Advocates say that even if the ban — or increasing the tax rate — lowers consumption and reduces revenue, the state will save in long-term health costs.
“Tobacco is a legal product,” said Sen. Linda Garrou, a Winston-Salem Democrat and one of the legislature’s most vocal critics of further taxing and regulating the industry. “If we’re going to look at health impacts, then let’s go to all the fast-food restaurants and jack up prices there.”
Supporters of the smoking ban argue that someone eating a cheeseburger doesn’t stuff french fries down the throat of the person in the next seat.
Then again, says Garrou, no one forces people to eat in restaurants where there’s smoke.
Health arguments aside, increasing smoking restrictions at the same time budget writers want more revenue from tobacco taxes doesn’t make sense, she said.

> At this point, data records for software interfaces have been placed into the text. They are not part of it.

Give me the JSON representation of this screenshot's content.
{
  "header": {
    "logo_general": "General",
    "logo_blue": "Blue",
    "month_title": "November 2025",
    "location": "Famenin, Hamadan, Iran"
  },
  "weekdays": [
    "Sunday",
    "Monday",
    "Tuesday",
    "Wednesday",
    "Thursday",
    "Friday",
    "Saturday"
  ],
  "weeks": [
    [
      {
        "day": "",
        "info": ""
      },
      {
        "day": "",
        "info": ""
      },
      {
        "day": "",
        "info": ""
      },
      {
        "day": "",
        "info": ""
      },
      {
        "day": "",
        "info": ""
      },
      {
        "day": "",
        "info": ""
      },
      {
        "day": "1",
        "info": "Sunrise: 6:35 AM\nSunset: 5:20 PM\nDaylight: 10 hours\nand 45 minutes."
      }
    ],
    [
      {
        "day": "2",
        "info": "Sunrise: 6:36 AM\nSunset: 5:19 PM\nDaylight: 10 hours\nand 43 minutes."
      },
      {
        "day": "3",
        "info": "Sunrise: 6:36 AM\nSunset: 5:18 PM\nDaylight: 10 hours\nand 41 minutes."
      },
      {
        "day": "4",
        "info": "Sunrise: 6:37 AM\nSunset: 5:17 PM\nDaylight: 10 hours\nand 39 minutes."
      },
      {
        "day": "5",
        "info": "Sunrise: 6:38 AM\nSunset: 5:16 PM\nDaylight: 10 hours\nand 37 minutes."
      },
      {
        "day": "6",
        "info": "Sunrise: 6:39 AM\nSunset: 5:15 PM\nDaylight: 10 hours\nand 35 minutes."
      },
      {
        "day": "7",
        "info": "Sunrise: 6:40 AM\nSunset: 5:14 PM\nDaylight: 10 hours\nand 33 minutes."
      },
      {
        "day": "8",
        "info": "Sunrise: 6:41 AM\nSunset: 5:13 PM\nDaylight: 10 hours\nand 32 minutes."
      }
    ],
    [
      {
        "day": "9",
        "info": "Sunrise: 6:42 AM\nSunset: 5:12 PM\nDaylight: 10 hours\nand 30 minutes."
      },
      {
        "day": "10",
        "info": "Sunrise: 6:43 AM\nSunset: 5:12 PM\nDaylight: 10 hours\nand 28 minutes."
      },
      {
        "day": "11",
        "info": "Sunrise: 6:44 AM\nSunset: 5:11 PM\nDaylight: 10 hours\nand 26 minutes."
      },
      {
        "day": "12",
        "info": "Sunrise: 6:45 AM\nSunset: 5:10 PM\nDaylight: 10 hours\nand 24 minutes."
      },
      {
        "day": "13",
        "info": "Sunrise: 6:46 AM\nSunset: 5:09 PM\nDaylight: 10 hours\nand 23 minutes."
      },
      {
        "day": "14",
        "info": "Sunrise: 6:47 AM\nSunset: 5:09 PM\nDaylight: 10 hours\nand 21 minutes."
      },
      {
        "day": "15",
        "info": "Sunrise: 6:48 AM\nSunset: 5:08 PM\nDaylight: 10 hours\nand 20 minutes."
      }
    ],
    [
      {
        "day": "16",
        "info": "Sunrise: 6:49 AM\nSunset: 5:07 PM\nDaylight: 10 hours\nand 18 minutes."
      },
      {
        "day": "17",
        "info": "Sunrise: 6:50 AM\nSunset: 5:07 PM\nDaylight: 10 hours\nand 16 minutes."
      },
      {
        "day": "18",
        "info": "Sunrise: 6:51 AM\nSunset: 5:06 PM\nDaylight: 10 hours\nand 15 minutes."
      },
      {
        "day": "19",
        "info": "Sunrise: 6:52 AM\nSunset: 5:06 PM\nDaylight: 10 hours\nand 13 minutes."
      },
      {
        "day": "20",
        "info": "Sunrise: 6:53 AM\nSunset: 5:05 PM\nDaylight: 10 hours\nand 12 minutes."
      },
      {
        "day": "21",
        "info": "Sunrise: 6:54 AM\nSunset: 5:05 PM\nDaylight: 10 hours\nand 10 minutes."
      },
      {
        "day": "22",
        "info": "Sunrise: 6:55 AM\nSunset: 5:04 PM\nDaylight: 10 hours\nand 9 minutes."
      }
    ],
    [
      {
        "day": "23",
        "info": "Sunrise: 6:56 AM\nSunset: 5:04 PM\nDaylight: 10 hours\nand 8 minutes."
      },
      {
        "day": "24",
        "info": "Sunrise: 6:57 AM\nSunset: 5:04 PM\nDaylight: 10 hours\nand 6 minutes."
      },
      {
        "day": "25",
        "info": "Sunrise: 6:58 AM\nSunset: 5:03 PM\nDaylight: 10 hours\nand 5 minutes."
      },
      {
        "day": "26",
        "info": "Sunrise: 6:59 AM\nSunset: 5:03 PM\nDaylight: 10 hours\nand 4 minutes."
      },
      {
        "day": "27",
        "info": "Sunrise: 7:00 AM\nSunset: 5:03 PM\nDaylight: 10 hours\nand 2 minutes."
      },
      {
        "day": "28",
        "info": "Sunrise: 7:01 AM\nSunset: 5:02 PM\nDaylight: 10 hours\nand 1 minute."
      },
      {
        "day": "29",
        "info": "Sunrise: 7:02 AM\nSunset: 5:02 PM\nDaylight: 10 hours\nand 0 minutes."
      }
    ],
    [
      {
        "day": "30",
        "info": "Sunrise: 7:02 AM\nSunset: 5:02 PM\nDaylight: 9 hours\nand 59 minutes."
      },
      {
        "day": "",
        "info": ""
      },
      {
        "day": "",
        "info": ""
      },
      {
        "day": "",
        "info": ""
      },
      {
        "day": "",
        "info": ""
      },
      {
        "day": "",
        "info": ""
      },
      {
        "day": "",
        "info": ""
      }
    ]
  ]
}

“People look at the tobacco companies as the golden goose,” she said. “The goose can’t lay golden eggs if it’s being choked.”
Many legislators find themselves torn between protecting public health and protecting jobs.
“That’s a tough issue for me,” said Sen. Stan Bingham, a Davidson County Republican who said he’s unsure how he might vote on a smoking ban if it comes to the Senate.
“I’m against the tobacco tax increase,” said Rep. Pricey Harrison, a Greensboro Democrat. “I feel it’s pretty regressive,” she said, explaining that it would hurt people with lower incomes more than others.
That said, she is a co-sponsor and supporter of the smoking ban.
Bone, the lobbyist, said working for companies such as Lorillard gets harder ever year. But there are plenty of good arguments left on tobacco’s behalf, he said. He likens protecting the rights of smokers to a minority rights issue. And then there’s the economy.
“For us to be restricting a product from one of the industries that built this state, what message does that send to industries we’re trying to recruit here?” Bone asked.
“Times change,” Holliman said, sitting in his office an hour after his bill cleared its last committee hurdle. “I certainly would agree with anyone who says tobacco companies have been good to the state. But people are more aware of the health effects now, and I think people have a right to a healthy environment.”